“SINCE the last session there has been a renewal of the disturbances at Wyoming; some restless spirits there having imagined a project of withdrawing the inhabitants of that part of this state, and some part of the state of New-York, from their allegiance, and of forming them into a new state, to be carried into effect by an armed force, in defiance of the laws of the two states. Having intelligence of this, we caused one of the principal conspirators to be apprehended, and secured in the gaol of this city—and another who resided in the state of New York, at our request, has been taken up by the authority of that government. The papers found on this occasion fully discover the designs of these turbulent people, and some of their letters are herewith laid before you.… To protect the civil officers of our new county of Luzerne in the exercise of their respective functions, we have ordered a body of militia to hold themselves in readiness to march thither, which will be done, unless some future circumstances, and informations from those parts, may make it appear unnecessary.” (Minutes of the General Assembly of the Commonwealth of Pennsylvania [Philadelphia, 1787], 8.)
Four days later, on October 31, 1787, the Assembly “Resolved, As in the opinion of this House a permanent force of enlisted troops may be necessary to secure the peace of the county of Luzerne, that the Supreme Executive Council be authorized and requested to obtain permission of Congress to raise any number of troops for the aforesaid purpose, not exceeding five hundred men” (ibid., 14).
29. See note 15.
30. The quotation is from Gabriel Bonnot de Mably, Des Principes des Négociations, pour servir d’introduction au Droit Public d l’Europe, fondé sur les Traités (Amsterdam, 1757). It is more easily found in Collection Complète Des Œuvres de L’Abbé de Mably (Paris, 1794–1795), V, 93.
The passage of which this is a translation reads:

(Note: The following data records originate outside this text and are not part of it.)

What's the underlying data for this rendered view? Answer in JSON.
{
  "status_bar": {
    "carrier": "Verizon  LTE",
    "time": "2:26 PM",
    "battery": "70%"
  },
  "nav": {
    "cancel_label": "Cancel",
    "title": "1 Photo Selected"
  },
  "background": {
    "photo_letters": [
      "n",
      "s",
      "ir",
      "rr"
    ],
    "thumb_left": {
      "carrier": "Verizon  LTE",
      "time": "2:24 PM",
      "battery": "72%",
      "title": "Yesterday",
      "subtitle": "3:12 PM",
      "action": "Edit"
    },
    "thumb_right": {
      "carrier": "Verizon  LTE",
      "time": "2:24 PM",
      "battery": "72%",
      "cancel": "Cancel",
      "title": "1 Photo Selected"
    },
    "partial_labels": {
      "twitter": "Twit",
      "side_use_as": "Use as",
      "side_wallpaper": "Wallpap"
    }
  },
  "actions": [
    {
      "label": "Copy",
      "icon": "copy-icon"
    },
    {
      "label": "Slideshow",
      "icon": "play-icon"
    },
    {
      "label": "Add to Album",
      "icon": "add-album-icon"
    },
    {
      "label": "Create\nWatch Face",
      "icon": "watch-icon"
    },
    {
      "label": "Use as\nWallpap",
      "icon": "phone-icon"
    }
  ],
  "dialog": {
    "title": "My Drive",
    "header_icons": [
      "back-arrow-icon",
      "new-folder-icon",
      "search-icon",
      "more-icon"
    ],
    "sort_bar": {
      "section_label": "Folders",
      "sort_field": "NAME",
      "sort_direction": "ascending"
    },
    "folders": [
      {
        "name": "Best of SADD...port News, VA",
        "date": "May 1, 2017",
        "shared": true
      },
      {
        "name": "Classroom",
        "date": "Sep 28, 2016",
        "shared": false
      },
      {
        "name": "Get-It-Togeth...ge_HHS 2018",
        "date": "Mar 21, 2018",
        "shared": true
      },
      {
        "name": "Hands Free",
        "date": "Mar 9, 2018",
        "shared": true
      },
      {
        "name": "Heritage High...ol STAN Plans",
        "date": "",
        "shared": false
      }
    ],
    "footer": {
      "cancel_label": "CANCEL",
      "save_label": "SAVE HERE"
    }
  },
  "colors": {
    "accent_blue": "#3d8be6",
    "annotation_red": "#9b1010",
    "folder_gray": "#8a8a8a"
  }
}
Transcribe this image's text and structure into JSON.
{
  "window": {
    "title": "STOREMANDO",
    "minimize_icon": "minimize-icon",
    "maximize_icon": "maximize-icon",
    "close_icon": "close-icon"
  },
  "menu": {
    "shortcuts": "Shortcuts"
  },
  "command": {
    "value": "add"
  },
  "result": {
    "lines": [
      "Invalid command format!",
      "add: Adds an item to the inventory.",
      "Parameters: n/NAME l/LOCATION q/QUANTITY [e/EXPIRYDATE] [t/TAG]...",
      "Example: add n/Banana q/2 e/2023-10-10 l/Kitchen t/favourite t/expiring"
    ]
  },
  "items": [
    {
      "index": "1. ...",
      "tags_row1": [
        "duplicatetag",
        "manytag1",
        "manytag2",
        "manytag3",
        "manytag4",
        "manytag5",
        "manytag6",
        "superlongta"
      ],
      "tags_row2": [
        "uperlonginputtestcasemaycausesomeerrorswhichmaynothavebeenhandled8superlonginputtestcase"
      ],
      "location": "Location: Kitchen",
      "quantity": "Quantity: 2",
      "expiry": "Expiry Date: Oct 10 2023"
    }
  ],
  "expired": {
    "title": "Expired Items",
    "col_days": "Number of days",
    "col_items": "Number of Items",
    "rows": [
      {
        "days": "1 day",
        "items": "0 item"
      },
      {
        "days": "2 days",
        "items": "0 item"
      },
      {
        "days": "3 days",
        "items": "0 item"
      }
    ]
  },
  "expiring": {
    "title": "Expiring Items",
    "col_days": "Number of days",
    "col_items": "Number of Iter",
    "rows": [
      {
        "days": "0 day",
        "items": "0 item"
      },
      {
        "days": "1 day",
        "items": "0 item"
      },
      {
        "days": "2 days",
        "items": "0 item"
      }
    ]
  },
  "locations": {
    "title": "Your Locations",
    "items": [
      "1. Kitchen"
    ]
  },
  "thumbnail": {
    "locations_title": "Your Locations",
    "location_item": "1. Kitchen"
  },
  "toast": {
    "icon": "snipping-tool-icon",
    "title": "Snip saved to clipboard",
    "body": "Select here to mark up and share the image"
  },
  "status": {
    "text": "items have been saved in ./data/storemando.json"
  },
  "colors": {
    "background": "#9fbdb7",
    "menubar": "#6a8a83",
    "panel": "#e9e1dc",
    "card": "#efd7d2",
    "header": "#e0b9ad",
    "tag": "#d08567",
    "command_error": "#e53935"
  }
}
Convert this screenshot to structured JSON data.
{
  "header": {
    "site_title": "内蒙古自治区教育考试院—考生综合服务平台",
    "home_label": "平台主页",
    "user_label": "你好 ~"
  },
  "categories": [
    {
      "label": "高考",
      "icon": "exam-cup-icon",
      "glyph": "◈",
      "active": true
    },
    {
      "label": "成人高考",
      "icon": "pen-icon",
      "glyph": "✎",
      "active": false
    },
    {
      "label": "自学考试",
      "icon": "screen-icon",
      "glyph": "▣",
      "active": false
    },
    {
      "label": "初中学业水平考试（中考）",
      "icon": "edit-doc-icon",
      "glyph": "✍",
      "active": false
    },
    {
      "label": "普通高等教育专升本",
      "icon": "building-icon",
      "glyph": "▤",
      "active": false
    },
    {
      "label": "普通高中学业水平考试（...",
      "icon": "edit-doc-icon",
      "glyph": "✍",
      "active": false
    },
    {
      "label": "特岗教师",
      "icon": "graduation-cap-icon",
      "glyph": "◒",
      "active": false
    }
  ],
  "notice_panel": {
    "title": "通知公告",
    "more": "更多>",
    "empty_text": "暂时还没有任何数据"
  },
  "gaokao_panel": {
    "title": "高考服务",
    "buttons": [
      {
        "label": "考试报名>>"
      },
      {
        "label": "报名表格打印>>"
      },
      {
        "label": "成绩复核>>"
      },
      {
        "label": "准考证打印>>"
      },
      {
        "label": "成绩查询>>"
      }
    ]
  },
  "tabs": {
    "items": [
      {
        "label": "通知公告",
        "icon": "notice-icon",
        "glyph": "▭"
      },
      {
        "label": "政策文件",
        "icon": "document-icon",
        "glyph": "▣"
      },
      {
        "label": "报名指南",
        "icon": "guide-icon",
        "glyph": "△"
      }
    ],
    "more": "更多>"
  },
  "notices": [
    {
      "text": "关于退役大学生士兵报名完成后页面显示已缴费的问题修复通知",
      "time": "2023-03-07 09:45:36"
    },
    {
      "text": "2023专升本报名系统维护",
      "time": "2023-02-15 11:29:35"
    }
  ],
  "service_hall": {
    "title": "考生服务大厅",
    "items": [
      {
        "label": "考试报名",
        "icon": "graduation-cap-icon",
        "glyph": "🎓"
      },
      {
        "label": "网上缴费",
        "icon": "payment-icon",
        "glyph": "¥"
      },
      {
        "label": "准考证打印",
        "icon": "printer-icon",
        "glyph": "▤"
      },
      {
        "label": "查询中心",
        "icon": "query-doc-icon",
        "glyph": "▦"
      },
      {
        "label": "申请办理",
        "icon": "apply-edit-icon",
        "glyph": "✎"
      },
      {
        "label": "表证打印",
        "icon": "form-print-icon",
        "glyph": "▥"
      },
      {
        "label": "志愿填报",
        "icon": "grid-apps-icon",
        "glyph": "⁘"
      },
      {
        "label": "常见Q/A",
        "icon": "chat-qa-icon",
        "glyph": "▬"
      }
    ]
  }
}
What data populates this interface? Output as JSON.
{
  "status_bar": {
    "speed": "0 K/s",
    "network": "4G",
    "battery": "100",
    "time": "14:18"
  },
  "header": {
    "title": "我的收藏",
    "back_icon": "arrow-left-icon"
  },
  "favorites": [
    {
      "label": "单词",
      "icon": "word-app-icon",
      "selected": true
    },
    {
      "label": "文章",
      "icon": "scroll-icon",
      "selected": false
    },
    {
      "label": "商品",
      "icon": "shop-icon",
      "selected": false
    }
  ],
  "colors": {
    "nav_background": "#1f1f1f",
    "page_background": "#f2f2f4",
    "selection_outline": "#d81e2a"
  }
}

“Des états voisins sont naturellement ennemis les uns des autres, à moins que leur foiblesse commune ne les force, à se liguer pour former une république fédérative, et que leur constitution, semblable ou équivalente à celle des Suisses, ne prévienne les différends qu’occasionne le voisinage, et n’étouffe cette jalousie secrète qui porte tous les états a s’accroître au préjudice de leurs voisins.”